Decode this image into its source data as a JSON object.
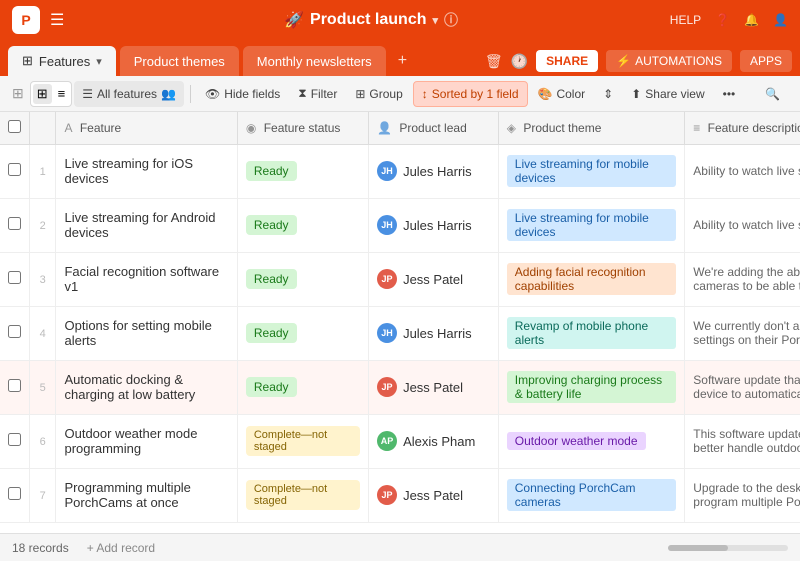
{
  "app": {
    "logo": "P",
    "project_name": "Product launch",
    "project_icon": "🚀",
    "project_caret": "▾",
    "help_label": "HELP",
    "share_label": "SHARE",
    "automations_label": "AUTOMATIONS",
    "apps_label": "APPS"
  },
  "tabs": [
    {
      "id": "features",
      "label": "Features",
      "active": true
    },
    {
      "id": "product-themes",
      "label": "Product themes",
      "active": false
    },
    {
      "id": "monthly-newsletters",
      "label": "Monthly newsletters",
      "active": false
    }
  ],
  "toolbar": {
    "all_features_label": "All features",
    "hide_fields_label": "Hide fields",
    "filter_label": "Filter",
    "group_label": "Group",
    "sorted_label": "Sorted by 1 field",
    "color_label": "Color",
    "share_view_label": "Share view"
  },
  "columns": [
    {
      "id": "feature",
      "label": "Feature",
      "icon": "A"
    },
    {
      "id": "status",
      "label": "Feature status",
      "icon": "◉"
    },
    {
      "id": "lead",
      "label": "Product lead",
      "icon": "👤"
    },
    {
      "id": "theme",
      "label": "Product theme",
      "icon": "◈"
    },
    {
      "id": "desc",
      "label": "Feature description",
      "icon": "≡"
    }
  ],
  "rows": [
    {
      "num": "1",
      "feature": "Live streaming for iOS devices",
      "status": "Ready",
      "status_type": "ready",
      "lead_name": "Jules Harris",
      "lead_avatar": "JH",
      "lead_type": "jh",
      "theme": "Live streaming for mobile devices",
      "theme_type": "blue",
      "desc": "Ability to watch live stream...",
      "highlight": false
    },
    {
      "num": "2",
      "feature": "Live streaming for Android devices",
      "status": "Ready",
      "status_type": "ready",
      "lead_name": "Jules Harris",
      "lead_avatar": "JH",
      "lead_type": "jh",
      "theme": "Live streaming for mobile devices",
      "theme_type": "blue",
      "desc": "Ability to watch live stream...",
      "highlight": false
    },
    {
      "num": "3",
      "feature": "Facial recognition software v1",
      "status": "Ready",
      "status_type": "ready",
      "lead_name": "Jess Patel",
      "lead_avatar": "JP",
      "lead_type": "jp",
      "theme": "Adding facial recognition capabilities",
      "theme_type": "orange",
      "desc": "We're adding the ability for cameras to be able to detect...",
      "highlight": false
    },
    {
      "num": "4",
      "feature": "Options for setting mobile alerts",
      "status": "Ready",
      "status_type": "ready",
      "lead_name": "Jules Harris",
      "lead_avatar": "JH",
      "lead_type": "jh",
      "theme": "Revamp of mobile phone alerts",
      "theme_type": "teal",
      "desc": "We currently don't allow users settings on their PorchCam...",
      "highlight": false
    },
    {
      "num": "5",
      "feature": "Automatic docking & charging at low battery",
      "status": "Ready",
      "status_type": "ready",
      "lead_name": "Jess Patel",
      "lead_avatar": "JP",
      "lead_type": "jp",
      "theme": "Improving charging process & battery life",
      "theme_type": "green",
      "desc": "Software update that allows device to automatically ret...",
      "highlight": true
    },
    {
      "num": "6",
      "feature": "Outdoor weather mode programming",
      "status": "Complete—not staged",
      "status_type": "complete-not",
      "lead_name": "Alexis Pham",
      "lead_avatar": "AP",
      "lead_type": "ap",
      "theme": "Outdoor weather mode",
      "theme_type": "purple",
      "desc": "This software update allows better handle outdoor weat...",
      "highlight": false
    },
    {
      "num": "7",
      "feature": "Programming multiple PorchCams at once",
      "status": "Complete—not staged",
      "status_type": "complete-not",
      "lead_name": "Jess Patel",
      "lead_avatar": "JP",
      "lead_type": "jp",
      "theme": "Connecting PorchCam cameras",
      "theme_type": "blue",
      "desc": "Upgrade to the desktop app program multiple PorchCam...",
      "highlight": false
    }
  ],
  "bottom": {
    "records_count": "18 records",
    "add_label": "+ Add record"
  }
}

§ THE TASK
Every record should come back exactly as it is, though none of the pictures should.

§ REPLY
Decode this image into its source data as a JSON object.
{
  "app": {
    "logo": "P",
    "project_name": "Product launch",
    "project_icon": "🚀",
    "project_caret": "▾",
    "help_label": "HELP",
    "share_label": "SHARE",
    "automations_label": "AUTOMATIONS",
    "apps_label": "APPS"
  },
  "tabs": [
    {
      "id": "features",
      "label": "Features",
      "active": true
    },
    {
      "id": "product-themes",
      "label": "Product themes",
      "active": false
    },
    {
      "id": "monthly-newsletters",
      "label": "Monthly newsletters",
      "active": false
    }
  ],
  "toolbar": {
    "all_features_label": "All features",
    "hide_fields_label": "Hide fields",
    "filter_label": "Filter",
    "group_label": "Group",
    "sorted_label": "Sorted by 1 field",
    "color_label": "Color",
    "share_view_label": "Share view"
  },
  "columns": [
    {
      "id": "feature",
      "label": "Feature",
      "icon": "A"
    },
    {
      "id": "status",
      "label": "Feature status",
      "icon": "◉"
    },
    {
      "id": "lead",
      "label": "Product lead",
      "icon": "👤"
    },
    {
      "id": "theme",
      "label": "Product theme",
      "icon": "◈"
    },
    {
      "id": "desc",
      "label": "Feature description",
      "icon": "≡"
    }
  ],
  "rows": [
    {
      "num": "1",
      "feature": "Live streaming for iOS devices",
      "status": "Ready",
      "status_type": "ready",
      "lead_name": "Jules Harris",
      "lead_avatar": "JH",
      "lead_type": "jh",
      "theme": "Live streaming for mobile devices",
      "theme_type": "blue",
      "desc": "Ability to watch live stream...",
      "highlight": false
    },
    {
      "num": "2",
      "feature": "Live streaming for Android devices",
      "status": "Ready",
      "status_type": "ready",
      "lead_name": "Jules Harris",
      "lead_avatar": "JH",
      "lead_type": "jh",
      "theme": "Live streaming for mobile devices",
      "theme_type": "blue",
      "desc": "Ability to watch live stream...",
      "highlight": false
    },
    {
      "num": "3",
      "feature": "Facial recognition software v1",
      "status": "Ready",
      "status_type": "ready",
      "lead_name": "Jess Patel",
      "lead_avatar": "JP",
      "lead_type": "jp",
      "theme": "Adding facial recognition capabilities",
      "theme_type": "orange",
      "desc": "We're adding the ability for cameras to be able to detect...",
      "highlight": false
    },
    {
      "num": "4",
      "feature": "Options for setting mobile alerts",
      "status": "Ready",
      "status_type": "ready",
      "lead_name": "Jules Harris",
      "lead_avatar": "JH",
      "lead_type": "jh",
      "theme": "Revamp of mobile phone alerts",
      "theme_type": "teal",
      "desc": "We currently don't allow users settings on their PorchCam...",
      "highlight": false
    },
    {
      "num": "5",
      "feature": "Automatic docking & charging at low battery",
      "status": "Ready",
      "status_type": "ready",
      "lead_name": "Jess Patel",
      "lead_avatar": "JP",
      "lead_type": "jp",
      "theme": "Improving charging process & battery life",
      "theme_type": "green",
      "desc": "Software update that allows device to automatically ret...",
      "highlight": true
    },
    {
      "num": "6",
      "feature": "Outdoor weather mode programming",
      "status": "Complete—not staged",
      "status_type": "complete-not",
      "lead_name": "Alexis Pham",
      "lead_avatar": "AP",
      "lead_type": "ap",
      "theme": "Outdoor weather mode",
      "theme_type": "purple",
      "desc": "This software update allows better handle outdoor weat...",
      "highlight": false
    },
    {
      "num": "7",
      "feature": "Programming multiple PorchCams at once",
      "status": "Complete—not staged",
      "status_type": "complete-not",
      "lead_name": "Jess Patel",
      "lead_avatar": "JP",
      "lead_type": "jp",
      "theme": "Connecting PorchCam cameras",
      "theme_type": "blue",
      "desc": "Upgrade to the desktop app program multiple PorchCam...",
      "highlight": false
    }
  ],
  "bottom": {
    "records_count": "18 records",
    "add_label": "+ Add record"
  }
}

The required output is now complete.